(Funny how it's always women who have to suck it up when the left has important business at hand - just get on board with the Democrats, even as they ignore women's issues, or the GOP will get in and they'll ignore women's issues! And it's always trans people who have to suck it up when feminism has a mission which apparently can't be completed without gratuitous side-swipes at them! Don't rock the boat, it's for the greater good, are you with us or against us?)
Turns out, that wasn't the story at all. It was actually a much simpler story, a sickeningly familiar story which apparently never gets old:
1. Writer uses problematic language
2. Someone politely points out the problematic nature of such language
3. Writer goes on knee-jerk fury, lashes out at anyone who isn't cheerleading their work in its entirety, ramps up the problematic shit to show that YOU CAN'T CONTROL ME, I AM A FREE SPIRIT
4. Entire online social justice universe lines up on one side or the other, form baying mobs
5. Julie Burchill globs onto the scene to resolve the issue by giving all sides something they can agree on: that Julie Burchill is awful.
Actually: I say 'baying mobs', plural, because that's what I've been told happened.

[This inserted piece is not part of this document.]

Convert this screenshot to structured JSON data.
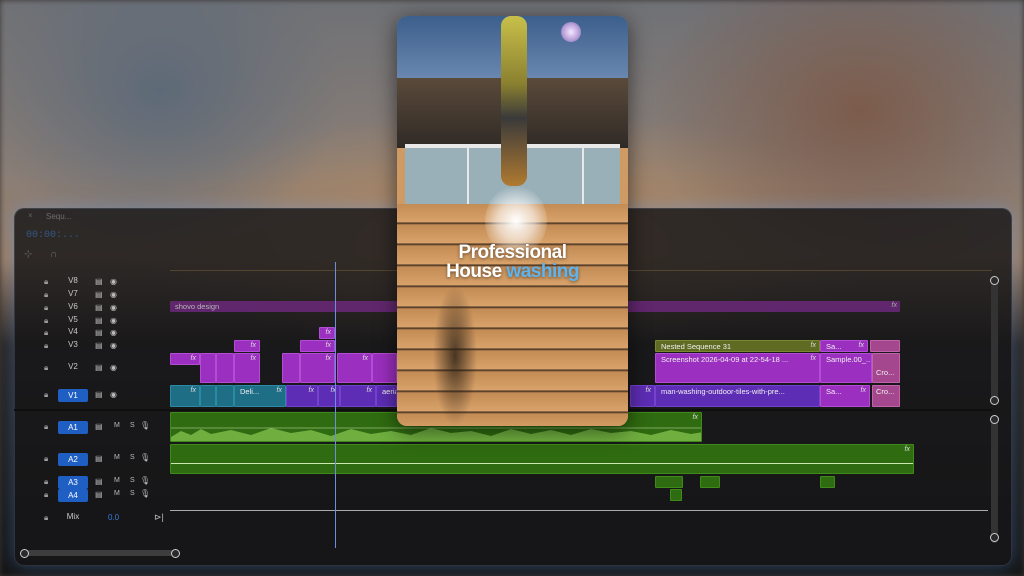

All I know for sure is that this happened - and only one side of that qualifies as bullying. (Hint: it isn't the person suggestion that calling someone A Transexual is a bit fucking creepy.) I haven't been able to find the onslaught that's been described (though Twitter's being infuriatingly slow so if anyone has links/screengrabs I'd be very grateful.) - I'm not saying 'it's not there', I'm not saying 'prove it to me', I'm just explaining what sources I have been able to track down in a couple of hours' internet-trawling.
- and yet this has become a story about how Suzanne Moore is the victim of online bullying?
How in the name of the black heart of Julie Bindel have we allowed the story to be framed this way? So that instead of talking about Suzanne Moore's transphobia, we're talking about Suzanne Moore's feelings? I'm not trying to diminish the awful power of online bullying. I acknowledge that call-out culture is crappy. I just don't want Online Social Justice to get into a situation where trans folk and their allies are not allowed to express anger at transphobia.
Of course, we're already in this situation, as this little episode has so vividly demonstrated. Anger is the prerogative of the privileged: which, ironically, was part of what Moore's original piece was about. Women, trans people, people of colour or with disabilities or any other marginalised group you can think of, are incorrectly accused of being angry, no matter how moderately we frame our suggestions that maybe the world's a little bit fucked up. And when we are angry, we're chastised for it, dismissed, as if our anger diminishes our argument.
(*There is the issue that, if you're going to be writing about this stuff, you have an obligation to research the correct terminology first, but anyway.)
Framing matters. Call-out culture and online bullying are a pox on all our houses. Transphobia is still bad. It's pretty fucking exhausting to have to reiterate this shit every day.